Around 400 officials are expected to attend the ceremony on the grounds of what was once an East German stadium in the heart of the German capital. Nearly 4,000 employees of the Bundesnachrichtendienst (BND) – Germany’s equivalent of the CIA or MI6 – will move into the massive intelligence complex once it is completed in 2012.
Some 1,300 BND employees already work in Berlin, but the new €720 million structure will bring the country’s intelligence community closer to Germany’s political decision makers.
Chancellor Angela Merkel’s chief of staff, Thomas de Maizière, welcomed the move of Germany’s spooks from their current base in Bavaria to Berlin on Wednesday morning.
“The Bundesnachrichtendienst belongs near the political action so it can work well, can be controlled well and is integrated. It belongs in the capital,” he told broadcaster RBB-Inforadio.
The BND, which reports to de Maizière as head of the Chancellery, has come under fire lately for spying on German journalists reporting on Afghanistan. The intelligence committee of the German parliament issued a sharp reprimand to the BND leadership last month over the affair, but stopped short of demanding that its director, Ernst Uhrlau, resign.

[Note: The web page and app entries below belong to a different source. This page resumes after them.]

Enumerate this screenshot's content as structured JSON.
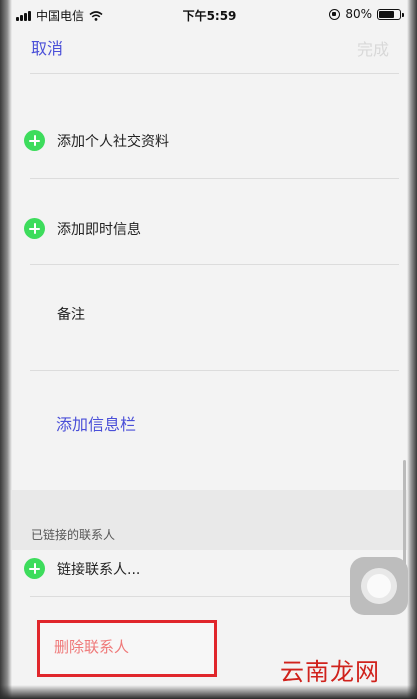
{
  "status_bar": {
    "carrier": "中国电信",
    "time": "下午5:59",
    "battery_percent": "80%",
    "battery_level": 0.8
  },
  "nav": {
    "cancel_label": "取消",
    "done_label": "完成"
  },
  "rows": {
    "add_social_profile": "添加个人社交资料",
    "add_instant_message": "添加即时信息",
    "notes": "备注",
    "add_field": "添加信息栏"
  },
  "linked_contacts": {
    "header": "已链接的联系人",
    "link_label": "链接联系人..."
  },
  "delete_contact_label": "删除联系人",
  "watermark": "云南龙网",
  "colors": {
    "accent": "#4a4fd8",
    "add_icon": "#3ddc5c",
    "delete_text": "#ef7a7a",
    "highlight_box": "#e0262b"
  }
}
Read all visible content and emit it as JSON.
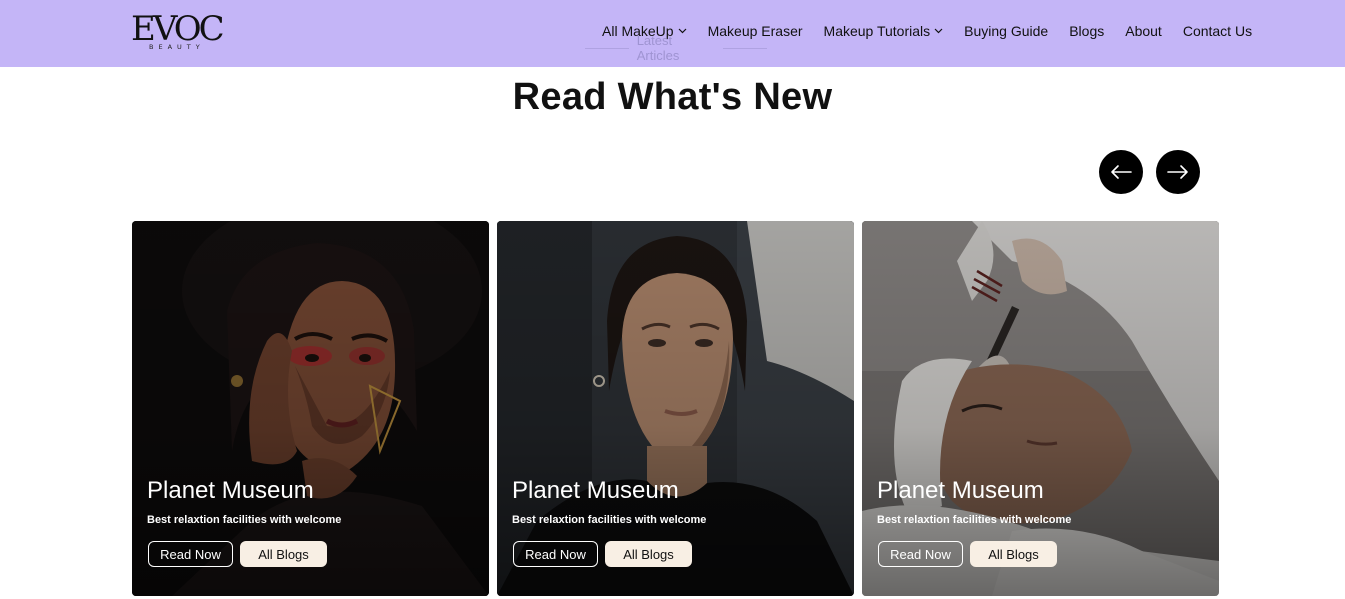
{
  "brand": {
    "logo_main": "EVOC",
    "logo_sub": "BEAUTY"
  },
  "nav": {
    "items": [
      {
        "label": "All MakeUp",
        "has_dropdown": true
      },
      {
        "label": "Makeup Eraser",
        "has_dropdown": false
      },
      {
        "label": "Makeup Tutorials",
        "has_dropdown": true
      },
      {
        "label": "Buying Guide",
        "has_dropdown": false
      },
      {
        "label": "Blogs",
        "has_dropdown": false
      },
      {
        "label": "About",
        "has_dropdown": false
      },
      {
        "label": "Contact Us",
        "has_dropdown": false
      }
    ]
  },
  "section": {
    "eyebrow": "Latest Articles",
    "title": "Read What's New"
  },
  "carousel": {
    "prev_icon": "arrow-left-icon",
    "next_icon": "arrow-right-icon"
  },
  "cards": [
    {
      "title": "Planet Museum",
      "description": "Best relaxtion facilities with welcome",
      "read_label": "Read Now",
      "all_label": "All Blogs"
    },
    {
      "title": "Planet Museum",
      "description": "Best relaxtion facilities with welcome",
      "read_label": "Read Now",
      "all_label": "All Blogs"
    },
    {
      "title": "Planet Museum",
      "description": "Best relaxtion facilities with welcome",
      "read_label": "Read Now",
      "all_label": "All Blogs"
    }
  ],
  "colors": {
    "navbar_bg": "#c4b5f7",
    "button_dark": "#000000",
    "all_blogs_bg": "#f8efe4"
  }
}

De Maizière said moving the BND from its current provincial digs in Pullach outside of Munich to its new headquarters in Berlin would help push along a changing of the guard within the intelligence service.
“That will all make the BND more modern,” he said.